- Planting Vegetables
Garden Critique: Black Prince Tomatoes
As a wannabe homesteader, I started early this year planning my summer garden. In March, I visited a big box store to inspect the new arrivals for possible additions to my vegetable garden. I came upon a tomato with the name Black Prince; the description stated it was a tomato with dark skin and rich flavor. I was intrigued by the thought of a black tomato so I purchased it and immediately planted it in a raised bed. Although it was early in the growing season, I felt confident enough the plant would be able to survive any possibility of frost.
I conducted online research for the Black Prince to find any specific requirements the plant might have. I discovered it originated in Siberia and thrived in cooler climates. Well, I would not consider the weather in our fine state of Georgia to be in the category of a cooler climate. As I have found out before, big box retailers do not give much thought to zone specific plants when they stock their isles. But, I felt I was up for the challenge of growing a tomato from Siberia in a subtropical climate.
The Black Prince grew rapidly with healthy, green growth. The blooms were prolific and started producing fruit within a few weeks of planting. I estimate 98% of the blooms produced pollinated fruit; an incredible percentage, in my opinion. The tomatoes are not large slicers but ripen quickly on the vine.
Personally, I did not like the high gel content of this tomato for use on sandwiches. But, the Black Prince does make remarkably delicious sauce and stewed tomatoes. I mixed it with other varieties to freeze and can tomato sauce, stewed tomatoes, and spaghetti sauce.
The plant continued to produce until the temperatures climbed into the 90s in late May. This has been a summer of record breaking temperatures in Georgia.
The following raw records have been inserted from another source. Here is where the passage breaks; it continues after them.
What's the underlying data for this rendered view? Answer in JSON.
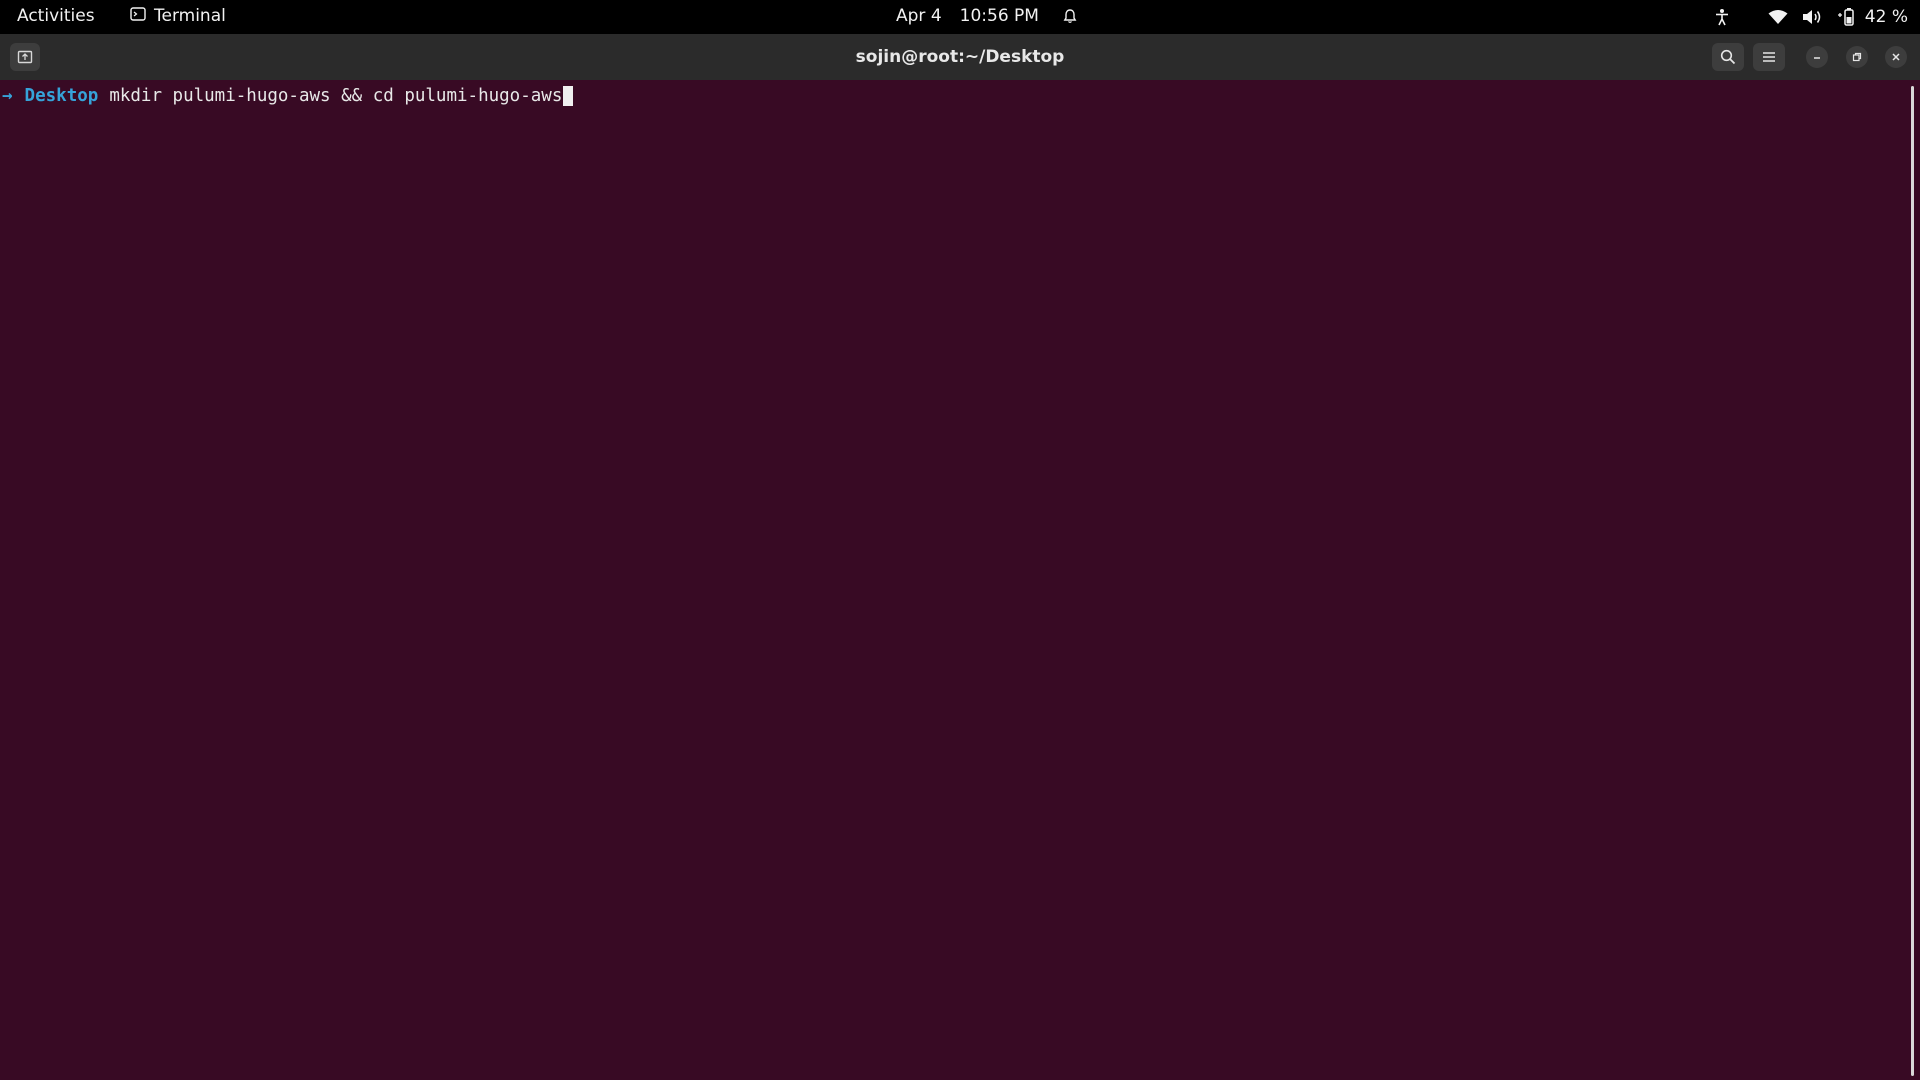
{
  "topbar": {
    "activities_label": "Activities",
    "app_name": "Terminal",
    "date": "Apr 4",
    "time": "10:56 PM",
    "battery_percent": "42 %"
  },
  "window": {
    "title": "sojin@root:~/Desktop"
  },
  "terminal": {
    "prompt_symbol": "→",
    "cwd": "Desktop",
    "command": "mkdir pulumi-hugo-aws && cd pulumi-hugo-aws"
  },
  "colors": {
    "terminal_bg": "#380a24",
    "prompt_accent": "#36a3d9",
    "topbar_bg": "#000000",
    "headerbar_bg": "#2b2b2b"
  },
  "icons": {
    "app_menu": "terminal-icon",
    "clock_extra": "alarm-icon",
    "tray": [
      "accessibility-icon",
      "wifi-icon",
      "volume-icon",
      "battery-icon"
    ],
    "headerbar": [
      "new-tab-icon",
      "search-icon",
      "hamburger-menu-icon",
      "minimize-icon",
      "maximize-icon",
      "close-icon"
    ]
  }
}
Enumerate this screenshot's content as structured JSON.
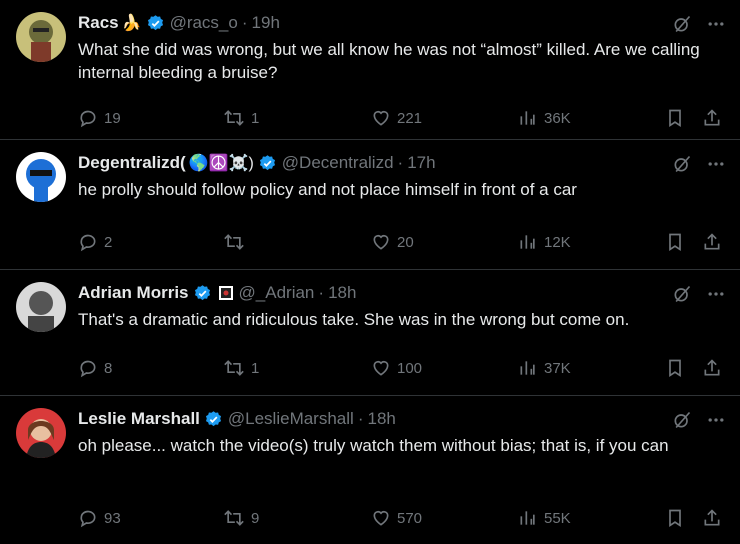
{
  "tweets": [
    {
      "name": "Racs",
      "name_emoji": "🍌",
      "handle": "@racs_o",
      "time": "19h",
      "text": "What she did was wrong, but we all know he was not “almost” killed. Are we calling internal bleeding a bruise?",
      "replies": "19",
      "reposts": "1",
      "likes": "221",
      "views": "36K"
    },
    {
      "name": "Degentralizd(",
      "name_emoji": "🌎☮️☠️)",
      "handle": "@Decentralizd",
      "time": "17h",
      "text": "he prolly should follow policy and not place himself in front of a car",
      "replies": "2",
      "reposts": "",
      "likes": "20",
      "views": "12K"
    },
    {
      "name": "Adrian Morris",
      "name_emoji": "",
      "handle": "@_Adrian",
      "time": "18h",
      "text": "That's a dramatic and ridiculous take. She was in the wrong but come on.",
      "replies": "8",
      "reposts": "1",
      "likes": "100",
      "views": "37K"
    },
    {
      "name": "Leslie Marshall",
      "name_emoji": "",
      "handle": "@LeslieMarshall",
      "time": "18h",
      "text": "oh please... watch the video(s) truly watch them without bias; that is, if you can",
      "replies": "93",
      "reposts": "9",
      "likes": "570",
      "views": "55K"
    }
  ],
  "colors": {
    "background": "#000000",
    "text": "#e7e9ea",
    "muted": "#71767b",
    "verified": "#1d9bf0",
    "divider": "#2f3336"
  },
  "icons": [
    "reply-icon",
    "repost-icon",
    "like-icon",
    "views-icon",
    "bookmark-icon",
    "share-icon",
    "grok-icon",
    "more-icon",
    "verified-icon"
  ]
}
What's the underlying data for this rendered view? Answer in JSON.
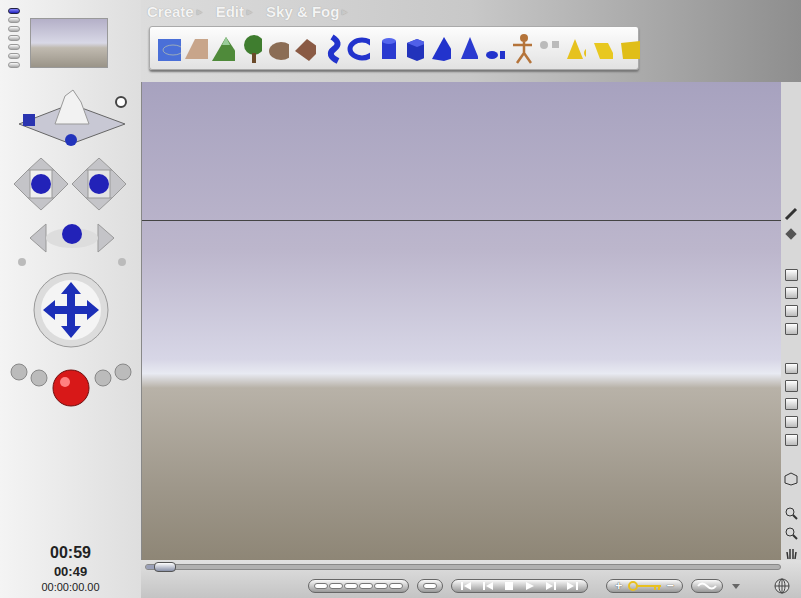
{
  "menu": [
    {
      "label": "Create",
      "arrow": "▸"
    },
    {
      "label": "Edit",
      "arrow": "▸"
    },
    {
      "label": "Sky & Fog",
      "arrow": "▸"
    }
  ],
  "time": {
    "primary": "00:59",
    "secondary": "00:49",
    "timecode": "00:00:00.00"
  },
  "timeline": {
    "level": 0.03
  },
  "keyframe": {
    "add": "+",
    "remove": "−"
  }
}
In June, several days lingered between 106 and 114; any plant would struggle in such extreme conditions. This particular plant did not survive the 114 day, and I can’t say I blame it. It was scorched beyond repair. After all, it was created in Siberia, not the Sahara.
Although I enjoyed the early harvest of the striking black tomato, I don’t think I will be trying this particular variety in my garden again. I would like to try the next year. It has been thoroughly tested in the South and has been proven to thrive in extreme heat. I feel certain the Black Prince would be a fabulous addition to any northern garden where it would thrive. So, in that case I would recommend this tomato for cooler climates but not south of the Cherokee Purple Mason-Dixon Line.
Will you try growing Black Prince Tomatoes?
About the Author
Catherine Dean is a freelance writer, gardener, quilter, and blogger. Her professional background includes nonprofit program development, grant writing, and volunteer management. She holds a Bachelor of Science in Mass Communications from Georgia College & State University.
Her blog, Sowing A Simple Harvest, chronicles a modern couple trying to live a simplistic, sustainable life. To explore Catherine's professional credentials, visit her website. She can also be followed on Google+.